Guest of Honour HRH the Duke of Edinburgh, Senior Fellow of the Academy, will also formally rename the National Oceanography Centre, Southampton (formerly the Southampton Oceanography Centre).

Jane Sutton | alfa
Further information:
http://www.raeng.org.uk

More articles from Ecology, The Environment and Conservation:

nachricht A new indicator for marine ecosystem changes: the diatom/dinoflagellate index
21.08.2017 | Leibniz-Institut für Ostseeforschung Warnemünde

nachricht Value from wastewater
16.08.2017 | Hochschule Landshut

All articles from Ecology, The Environment and Conservation >>>

The most recent press releases about innovation >>>

Die letzten 5 Focus-News des innovations-reports im Überblick:

Im Focus: Fizzy soda water could be key to clean manufacture of flat wonder material: Graphene

Whether you call it effervescent, fizzy, or sparkling, carbonated water is making a comeback as a beverage. Aside from quenching thirst, researchers at the University of Illinois at Urbana-Champaign have discovered a new use for these "bubbly" concoctions that will have major impact on the manufacturer of the world's thinnest, flattest, and one most useful materials -- graphene.

As graphene's popularity grows as an advanced "wonder" material, the speed and quality at which it can be manufactured will be paramount. With that in mind,...

Im Focus: Exotic quantum states made from light: Physicists create optical “wells” for a super-photon

Physicists at the University of Bonn have managed to create optical hollows and more complex patterns into which the light of a Bose-Einstein condensate flows. The creation of such highly low-loss structures for light is a prerequisite for complex light circuits, such as for quantum information processing for a new generation of computers. The researchers are now presenting their results in the journal Nature Photonics.

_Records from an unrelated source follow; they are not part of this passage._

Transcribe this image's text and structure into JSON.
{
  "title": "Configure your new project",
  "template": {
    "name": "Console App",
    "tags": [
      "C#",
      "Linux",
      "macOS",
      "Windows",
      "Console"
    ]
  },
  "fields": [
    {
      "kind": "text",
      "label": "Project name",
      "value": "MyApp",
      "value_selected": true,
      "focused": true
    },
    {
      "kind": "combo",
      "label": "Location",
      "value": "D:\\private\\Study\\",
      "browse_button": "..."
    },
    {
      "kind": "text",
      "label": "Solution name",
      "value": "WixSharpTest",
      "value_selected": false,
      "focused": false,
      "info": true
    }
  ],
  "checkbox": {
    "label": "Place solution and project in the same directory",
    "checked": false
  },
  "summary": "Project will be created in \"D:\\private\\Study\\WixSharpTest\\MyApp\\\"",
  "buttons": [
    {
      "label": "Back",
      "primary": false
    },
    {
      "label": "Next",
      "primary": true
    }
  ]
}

Light particles (photons) occur as tiny, indivisible portions. Many thousands of these light portions can be merged to form a single super-photon if they are...

Im Focus: Circular RNA linked to brain function

For the first time, scientists have shown that circular RNA is linked to brain function. When a RNA molecule called Cdr1as was deleted from the genome of mice, the animals had problems filtering out unnecessary information – like patients suffering from neuropsychiatric disorders.

While hundreds of circular RNAs (circRNAs) are abundant in mammalian brains, one big question has remained unanswered: What are they actually good for? In the...

Im Focus: RAVAN CubeSat measures Earth's outgoing energy

An experimental small satellite has successfully collected and delivered data on a key measurement for predicting changes in Earth's climate.

The Radiometer Assessment using Vertically Aligned Nanotubes (RAVAN) CubeSat was launched into low-Earth orbit on Nov. 11, 2016, in order to test new...

Im Focus: Scientists shine new light on the “other high temperature superconductor”

A study led by scientists of the Max Planck Institute for the Structure and Dynamics of Matter (MPSD) at the Center for Free-Electron Laser Science in Hamburg presents evidence of the coexistence of superconductivity and “charge-density-waves” in compounds of the poorly-studied family of bismuthates. This observation opens up new perspectives for a deeper understanding of the phenomenon of high-temperature superconductivity, a topic which is at the core of condensed matter research since more than 30 years. The paper by Nicoletti et al has been published in the PNAS.

Since the beginning of the 20th century, superconductivity had been observed in some metals at temperatures only a few degrees above the absolute zero (minus...

All Focus news of the innovation-report >>>

Anzeige

Anzeige

Event News

Call for Papers – ICNFT 2018, 5th International Conference on New Forming Technology

16.08.2017 | Event News

Sustainability is the business model of tomorrow

04.08.2017 | Event News

Clash of Realities 2017: Registration now open. International Conference at TH Köln

26.07.2017 | Event News

 
Latest News

Scientists discover species of dolphin that existed along South Carolina coast

24.08.2017 | Life Sciences

The science of fluoride flipping

24.08.2017 | Life Sciences

Optimizing therapy planning for cancers of the liver

24.08.2017 | Medical Engineering

VideoLinks
B2B-VideoLinks
More VideoLinks >>>